[[ Data excerpts open ]]
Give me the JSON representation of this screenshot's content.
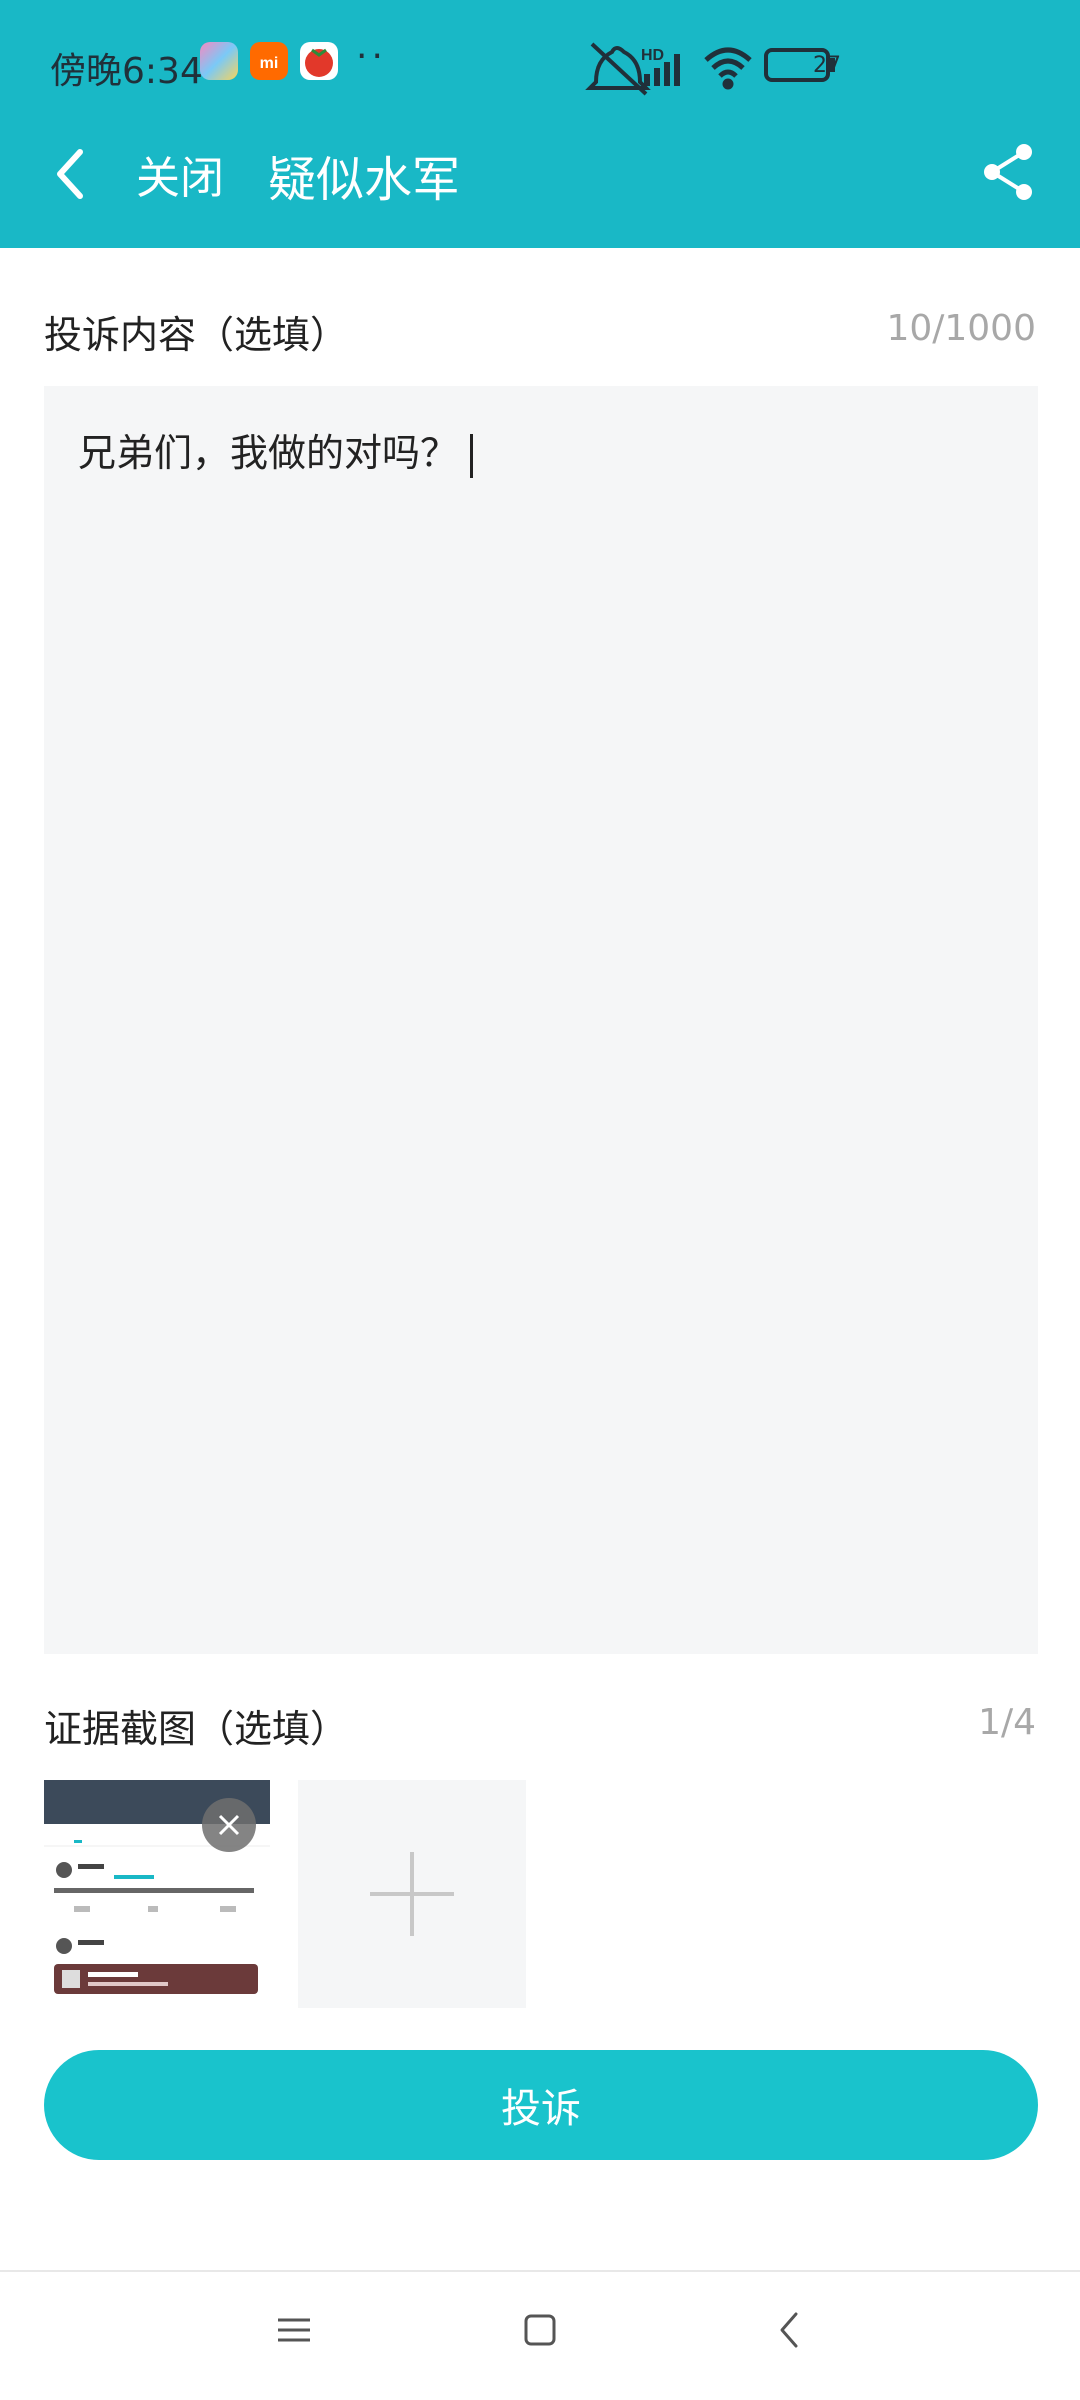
{
  "status_bar": {
    "time": "傍晚6:34",
    "notification_dots": "··",
    "battery": "27",
    "network": "HD"
  },
  "nav": {
    "close_label": "关闭",
    "title": "疑似水军"
  },
  "complaint": {
    "label": "投诉内容（选填）",
    "counter": "10/1000",
    "text": "兄弟们，我做的对吗？"
  },
  "evidence": {
    "label": "证据截图（选填）",
    "counter": "1/4"
  },
  "submit_label": "投诉",
  "colors": {
    "header": "#19b8c6",
    "button": "#19c3cc",
    "textarea_bg": "#f5f6f7"
  }
}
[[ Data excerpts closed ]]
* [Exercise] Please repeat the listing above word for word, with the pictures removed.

* [Task result]
Give me the JSON representation of this screenshot's content.
{
  "status_bar": {
    "time": "傍晚6:34",
    "notification_dots": "··",
    "battery": "27",
    "network": "HD"
  },
  "nav": {
    "close_label": "关闭",
    "title": "疑似水军"
  },
  "complaint": {
    "label": "投诉内容（选填）",
    "counter": "10/1000",
    "text": "兄弟们，我做的对吗？"
  },
  "evidence": {
    "label": "证据截图（选填）",
    "counter": "1/4"
  },
  "submit_label": "投诉",
  "colors": {
    "header": "#19b8c6",
    "button": "#19c3cc",
    "textarea_bg": "#f5f6f7"
  }
}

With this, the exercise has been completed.